— How to complete this task —
Tally the lines of the listing below in which the string "icon" occurs, and give the tally alone.

— Data to examine —
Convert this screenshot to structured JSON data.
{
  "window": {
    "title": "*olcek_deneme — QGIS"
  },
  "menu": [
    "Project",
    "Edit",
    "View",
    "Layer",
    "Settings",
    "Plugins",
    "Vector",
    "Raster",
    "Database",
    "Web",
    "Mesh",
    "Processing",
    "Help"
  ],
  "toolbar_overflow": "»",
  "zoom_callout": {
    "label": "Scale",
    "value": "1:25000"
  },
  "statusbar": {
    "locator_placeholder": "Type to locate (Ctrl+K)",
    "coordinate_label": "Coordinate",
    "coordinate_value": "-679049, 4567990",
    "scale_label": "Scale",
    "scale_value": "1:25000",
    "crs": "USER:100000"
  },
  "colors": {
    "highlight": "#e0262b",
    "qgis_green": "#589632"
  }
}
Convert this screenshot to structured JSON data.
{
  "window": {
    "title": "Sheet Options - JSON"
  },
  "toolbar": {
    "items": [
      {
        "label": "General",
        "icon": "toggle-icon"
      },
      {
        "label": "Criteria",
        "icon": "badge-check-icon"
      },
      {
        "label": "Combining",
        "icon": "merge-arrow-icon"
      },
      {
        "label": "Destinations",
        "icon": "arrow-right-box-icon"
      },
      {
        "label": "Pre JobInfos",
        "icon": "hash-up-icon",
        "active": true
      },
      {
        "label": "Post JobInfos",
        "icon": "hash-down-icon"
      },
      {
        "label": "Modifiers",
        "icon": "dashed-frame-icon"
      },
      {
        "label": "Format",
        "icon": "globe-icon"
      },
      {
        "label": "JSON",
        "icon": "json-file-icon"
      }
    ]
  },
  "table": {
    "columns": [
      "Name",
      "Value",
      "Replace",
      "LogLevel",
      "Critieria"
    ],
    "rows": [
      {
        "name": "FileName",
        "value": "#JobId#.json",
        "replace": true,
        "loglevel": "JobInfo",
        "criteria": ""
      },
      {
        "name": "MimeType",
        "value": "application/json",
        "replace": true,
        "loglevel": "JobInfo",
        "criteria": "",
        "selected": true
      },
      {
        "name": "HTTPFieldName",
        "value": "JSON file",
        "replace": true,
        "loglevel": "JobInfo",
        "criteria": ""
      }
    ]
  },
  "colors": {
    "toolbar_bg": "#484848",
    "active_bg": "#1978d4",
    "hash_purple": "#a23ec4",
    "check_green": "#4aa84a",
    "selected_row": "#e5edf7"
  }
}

— Output below —
9